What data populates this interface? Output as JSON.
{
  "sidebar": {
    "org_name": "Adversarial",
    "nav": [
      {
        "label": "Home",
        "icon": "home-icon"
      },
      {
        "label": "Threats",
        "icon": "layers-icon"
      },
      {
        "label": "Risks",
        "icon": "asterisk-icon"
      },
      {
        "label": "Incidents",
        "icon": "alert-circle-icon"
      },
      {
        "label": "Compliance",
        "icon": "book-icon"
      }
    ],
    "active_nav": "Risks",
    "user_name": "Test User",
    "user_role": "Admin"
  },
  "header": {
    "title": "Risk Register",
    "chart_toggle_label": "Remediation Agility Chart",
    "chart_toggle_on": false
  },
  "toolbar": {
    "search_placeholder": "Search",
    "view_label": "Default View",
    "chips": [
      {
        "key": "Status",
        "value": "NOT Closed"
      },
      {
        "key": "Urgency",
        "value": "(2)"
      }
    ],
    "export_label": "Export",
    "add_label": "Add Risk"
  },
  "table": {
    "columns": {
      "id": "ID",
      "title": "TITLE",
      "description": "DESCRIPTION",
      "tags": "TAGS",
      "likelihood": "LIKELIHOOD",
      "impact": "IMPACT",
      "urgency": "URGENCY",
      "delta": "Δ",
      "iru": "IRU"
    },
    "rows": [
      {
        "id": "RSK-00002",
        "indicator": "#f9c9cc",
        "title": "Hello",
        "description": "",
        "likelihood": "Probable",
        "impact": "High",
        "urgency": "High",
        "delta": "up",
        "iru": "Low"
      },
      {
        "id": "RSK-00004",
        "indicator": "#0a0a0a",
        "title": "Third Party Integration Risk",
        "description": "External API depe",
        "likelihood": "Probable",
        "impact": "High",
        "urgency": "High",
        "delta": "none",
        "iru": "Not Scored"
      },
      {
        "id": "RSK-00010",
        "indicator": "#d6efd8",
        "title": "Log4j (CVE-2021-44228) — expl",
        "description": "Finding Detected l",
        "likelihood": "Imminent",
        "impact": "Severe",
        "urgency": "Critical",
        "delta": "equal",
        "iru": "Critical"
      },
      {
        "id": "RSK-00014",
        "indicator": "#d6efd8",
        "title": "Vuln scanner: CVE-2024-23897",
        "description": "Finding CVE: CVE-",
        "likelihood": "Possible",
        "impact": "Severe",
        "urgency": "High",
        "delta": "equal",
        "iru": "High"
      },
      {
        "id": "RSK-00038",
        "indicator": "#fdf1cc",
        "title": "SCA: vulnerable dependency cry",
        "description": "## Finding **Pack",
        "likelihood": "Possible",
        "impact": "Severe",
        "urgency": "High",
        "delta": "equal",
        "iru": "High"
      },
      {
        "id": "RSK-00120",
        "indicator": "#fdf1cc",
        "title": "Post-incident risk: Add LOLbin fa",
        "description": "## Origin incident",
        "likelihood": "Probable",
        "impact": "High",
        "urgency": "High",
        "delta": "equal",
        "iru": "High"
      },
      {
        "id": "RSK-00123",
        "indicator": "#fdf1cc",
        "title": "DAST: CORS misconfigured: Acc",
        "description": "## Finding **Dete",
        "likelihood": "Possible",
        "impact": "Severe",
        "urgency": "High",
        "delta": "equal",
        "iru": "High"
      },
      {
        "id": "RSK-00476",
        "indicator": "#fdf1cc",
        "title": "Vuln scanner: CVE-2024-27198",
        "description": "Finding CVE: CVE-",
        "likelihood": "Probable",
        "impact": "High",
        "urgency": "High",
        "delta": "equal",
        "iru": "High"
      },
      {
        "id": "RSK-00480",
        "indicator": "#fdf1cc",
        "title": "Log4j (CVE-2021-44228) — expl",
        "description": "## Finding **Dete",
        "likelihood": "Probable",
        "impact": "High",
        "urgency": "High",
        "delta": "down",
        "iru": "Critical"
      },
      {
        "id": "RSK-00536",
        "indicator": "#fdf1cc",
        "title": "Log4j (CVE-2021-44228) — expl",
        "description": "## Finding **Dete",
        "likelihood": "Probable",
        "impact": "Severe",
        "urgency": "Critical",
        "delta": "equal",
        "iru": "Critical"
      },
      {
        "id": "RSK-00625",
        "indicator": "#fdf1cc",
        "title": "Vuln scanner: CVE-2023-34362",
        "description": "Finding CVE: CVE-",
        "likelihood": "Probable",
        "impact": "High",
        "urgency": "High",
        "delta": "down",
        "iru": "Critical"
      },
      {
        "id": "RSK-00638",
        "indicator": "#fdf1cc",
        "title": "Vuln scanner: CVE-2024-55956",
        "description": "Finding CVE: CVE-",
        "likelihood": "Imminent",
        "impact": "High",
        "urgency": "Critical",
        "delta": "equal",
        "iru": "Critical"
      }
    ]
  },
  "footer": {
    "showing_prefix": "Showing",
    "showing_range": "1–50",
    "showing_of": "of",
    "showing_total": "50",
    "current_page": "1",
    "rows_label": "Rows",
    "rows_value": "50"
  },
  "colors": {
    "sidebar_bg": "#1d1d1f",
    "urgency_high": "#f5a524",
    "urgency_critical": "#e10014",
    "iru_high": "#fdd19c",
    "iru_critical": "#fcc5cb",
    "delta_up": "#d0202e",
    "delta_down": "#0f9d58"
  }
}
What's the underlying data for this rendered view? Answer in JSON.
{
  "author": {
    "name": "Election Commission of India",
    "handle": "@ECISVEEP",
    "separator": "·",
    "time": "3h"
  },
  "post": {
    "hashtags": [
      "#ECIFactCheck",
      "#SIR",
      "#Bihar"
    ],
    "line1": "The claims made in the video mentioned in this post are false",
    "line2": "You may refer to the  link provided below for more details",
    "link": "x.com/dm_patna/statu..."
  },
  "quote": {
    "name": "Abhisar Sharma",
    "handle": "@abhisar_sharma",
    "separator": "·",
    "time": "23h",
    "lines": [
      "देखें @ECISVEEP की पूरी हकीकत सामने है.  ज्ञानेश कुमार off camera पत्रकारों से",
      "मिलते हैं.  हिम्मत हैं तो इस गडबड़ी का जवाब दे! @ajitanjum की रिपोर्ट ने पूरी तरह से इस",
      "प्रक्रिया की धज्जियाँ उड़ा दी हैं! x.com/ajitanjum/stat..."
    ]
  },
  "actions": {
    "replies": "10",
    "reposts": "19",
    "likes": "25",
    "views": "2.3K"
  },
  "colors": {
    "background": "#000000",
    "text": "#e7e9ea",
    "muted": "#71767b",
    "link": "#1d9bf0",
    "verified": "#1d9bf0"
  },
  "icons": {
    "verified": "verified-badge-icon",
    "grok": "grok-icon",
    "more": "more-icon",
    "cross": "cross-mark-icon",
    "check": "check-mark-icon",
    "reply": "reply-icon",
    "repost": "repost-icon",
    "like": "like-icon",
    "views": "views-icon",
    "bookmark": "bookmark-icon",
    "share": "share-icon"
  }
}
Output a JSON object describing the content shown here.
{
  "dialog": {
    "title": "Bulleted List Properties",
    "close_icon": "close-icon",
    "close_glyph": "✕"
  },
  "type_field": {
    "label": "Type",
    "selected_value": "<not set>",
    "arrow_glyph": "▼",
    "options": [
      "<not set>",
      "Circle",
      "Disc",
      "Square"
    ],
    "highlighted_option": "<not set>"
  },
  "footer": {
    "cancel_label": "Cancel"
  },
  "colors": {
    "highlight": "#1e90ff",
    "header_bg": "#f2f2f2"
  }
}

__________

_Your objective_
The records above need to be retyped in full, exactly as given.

_Answer to this problem_
What data populates this interface? Output as JSON.
{
  "sidebar": {
    "org_name": "Adversarial",
    "nav": [
      {
        "label": "Home",
        "icon": "home-icon"
      },
      {
        "label": "Threats",
        "icon": "layers-icon"
      },
      {
        "label": "Risks",
        "icon": "asterisk-icon"
      },
      {
        "label": "Incidents",
        "icon": "alert-circle-icon"
      },
      {
        "label": "Compliance",
        "icon": "book-icon"
      }
    ],
    "active_nav": "Risks",
    "user_name": "Test User",
    "user_role": "Admin"
  },
  "header": {
    "title": "Risk Register",
    "chart_toggle_label": "Remediation Agility Chart",
    "chart_toggle_on": false
  },
  "toolbar": {
    "search_placeholder": "Search",
    "view_label": "Default View",
    "chips": [
      {
        "key": "Status",
        "value": "NOT Closed"
      },
      {
        "key": "Urgency",
        "value": "(2)"
      }
    ],
    "export_label": "Export",
    "add_label": "Add Risk"
  },
  "table": {
    "columns": {
      "id": "ID",
      "title": "TITLE",
      "description": "DESCRIPTION",
      "tags": "TAGS",
      "likelihood": "LIKELIHOOD",
      "impact": "IMPACT",
      "urgency": "URGENCY",
      "delta": "Δ",
      "iru": "IRU"
    },
    "rows": [
      {
        "id": "RSK-00002",
        "indicator": "#f9c9cc",
        "title": "Hello",
        "description": "",
        "likelihood": "Probable",
        "impact": "High",
        "urgency": "High",
        "delta": "up",
        "iru": "Low"
      },
      {
        "id": "RSK-00004",
        "indicator": "#0a0a0a",
        "title": "Third Party Integration Risk",
        "description": "External API depe",
        "likelihood": "Probable",
        "impact": "High",
        "urgency": "High",
        "delta": "none",
        "iru": "Not Scored"
      },
      {
        "id": "RSK-00010",
        "indicator": "#d6efd8",
        "title": "Log4j (CVE-2021-44228) — expl",
        "description": "Finding Detected l",
        "likelihood": "Imminent",
        "impact": "Severe",
        "urgency": "Critical",
        "delta": "equal",
        "iru": "Critical"
      },
      {
        "id": "RSK-00014",
        "indicator": "#d6efd8",
        "title": "Vuln scanner: CVE-2024-23897",
        "description": "Finding CVE: CVE-",
        "likelihood": "Possible",
        "impact": "Severe",
        "urgency": "High",
        "delta": "equal",
        "iru": "High"
      },
      {
        "id": "RSK-00038",
        "indicator": "#fdf1cc",
        "title": "SCA: vulnerable dependency cry",
        "description": "## Finding **Pack",
        "likelihood": "Possible",
        "impact": "Severe",
        "urgency": "High",
        "delta": "equal",
        "iru": "High"
      },
      {
        "id": "RSK-00120",
        "indicator": "#fdf1cc",
        "title": "Post-incident risk: Add LOLbin fa",
        "description": "## Origin incident",
        "likelihood": "Probable",
        "impact": "High",
        "urgency": "High",
        "delta": "equal",
        "iru": "High"
      },
      {
        "id": "RSK-00123",
        "indicator": "#fdf1cc",
        "title": "DAST: CORS misconfigured: Acc",
        "description": "## Finding **Dete",
        "likelihood": "Possible",
        "impact": "Severe",
        "urgency": "High",
        "delta": "equal",
        "iru": "High"
      },
      {
        "id": "RSK-00476",
        "indicator": "#fdf1cc",
        "title": "Vuln scanner: CVE-2024-27198",
        "description": "Finding CVE: CVE-",
        "likelihood": "Probable",
        "impact": "High",
        "urgency": "High",
        "delta": "equal",
        "iru": "High"
      },
      {
        "id": "RSK-00480",
        "indicator": "#fdf1cc",
        "title": "Log4j (CVE-2021-44228) — expl",
        "description": "## Finding **Dete",
        "likelihood": "Probable",
        "impact": "High",
        "urgency": "High",
        "delta": "down",
        "iru": "Critical"
      },
      {
        "id": "RSK-00536",
        "indicator": "#fdf1cc",
        "title": "Log4j (CVE-2021-44228) — expl",
        "description": "## Finding **Dete",
        "likelihood": "Probable",
        "impact": "Severe",
        "urgency": "Critical",
        "delta": "equal",
        "iru": "Critical"
      },
      {
        "id": "RSK-00625",
        "indicator": "#fdf1cc",
        "title": "Vuln scanner: CVE-2023-34362",
        "description": "Finding CVE: CVE-",
        "likelihood": "Probable",
        "impact": "High",
        "urgency": "High",
        "delta": "down",
        "iru": "Critical"
      },
      {
        "id": "RSK-00638",
        "indicator": "#fdf1cc",
        "title": "Vuln scanner: CVE-2024-55956",
        "description": "Finding CVE: CVE-",
        "likelihood": "Imminent",
        "impact": "High",
        "urgency": "Critical",
        "delta": "equal",
        "iru": "Critical"
      }
    ]
  },
  "footer": {
    "showing_prefix": "Showing",
    "showing_range": "1–50",
    "showing_of": "of",
    "showing_total": "50",
    "current_page": "1",
    "rows_label": "Rows",
    "rows_value": "50"
  },
  "colors": {
    "sidebar_bg": "#1d1d1f",
    "urgency_high": "#f5a524",
    "urgency_critical": "#e10014",
    "iru_high": "#fdd19c",
    "iru_critical": "#fcc5cb",
    "delta_up": "#d0202e",
    "delta_down": "#0f9d58"
  }
}
What's the underlying data for this rendered view? Answer in JSON.
{
  "author": {
    "name": "Election Commission of India",
    "handle": "@ECISVEEP",
    "separator": "·",
    "time": "3h"
  },
  "post": {
    "hashtags": [
      "#ECIFactCheck",
      "#SIR",
      "#Bihar"
    ],
    "line1": "The claims made in the video mentioned in this post are false",
    "line2": "You may refer to the  link provided below for more details",
    "link": "x.com/dm_patna/statu..."
  },
  "quote": {
    "name": "Abhisar Sharma",
    "handle": "@abhisar_sharma",
    "separator": "·",
    "time": "23h",
    "lines": [
      "देखें @ECISVEEP की पूरी हकीकत सामने है.  ज्ञानेश कुमार off camera पत्रकारों से",
      "मिलते हैं.  हिम्मत हैं तो इस गडबड़ी का जवाब दे! @ajitanjum की रिपोर्ट ने पूरी तरह से इस",
      "प्रक्रिया की धज्जियाँ उड़ा दी हैं! x.com/ajitanjum/stat..."
    ]
  },
  "actions": {
    "replies": "10",
    "reposts": "19",
    "likes": "25",
    "views": "2.3K"
  },
  "colors": {
    "background": "#000000",
    "text": "#e7e9ea",
    "muted": "#71767b",
    "link": "#1d9bf0",
    "verified": "#1d9bf0"
  },
  "icons": {
    "verified": "verified-badge-icon",
    "grok": "grok-icon",
    "more": "more-icon",
    "cross": "cross-mark-icon",
    "check": "check-mark-icon",
    "reply": "reply-icon",
    "repost": "repost-icon",
    "like": "like-icon",
    "views": "views-icon",
    "bookmark": "bookmark-icon",
    "share": "share-icon"
  }
}
Output a JSON object describing the content shown here.
{
  "dialog": {
    "title": "Bulleted List Properties",
    "close_icon": "close-icon",
    "close_glyph": "✕"
  },
  "type_field": {
    "label": "Type",
    "selected_value": "<not set>",
    "arrow_glyph": "▼",
    "options": [
      "<not set>",
      "Circle",
      "Disc",
      "Square"
    ],
    "highlighted_option": "<not set>"
  },
  "footer": {
    "cancel_label": "Cancel"
  },
  "colors": {
    "highlight": "#1e90ff",
    "header_bg": "#f2f2f2"
  }
}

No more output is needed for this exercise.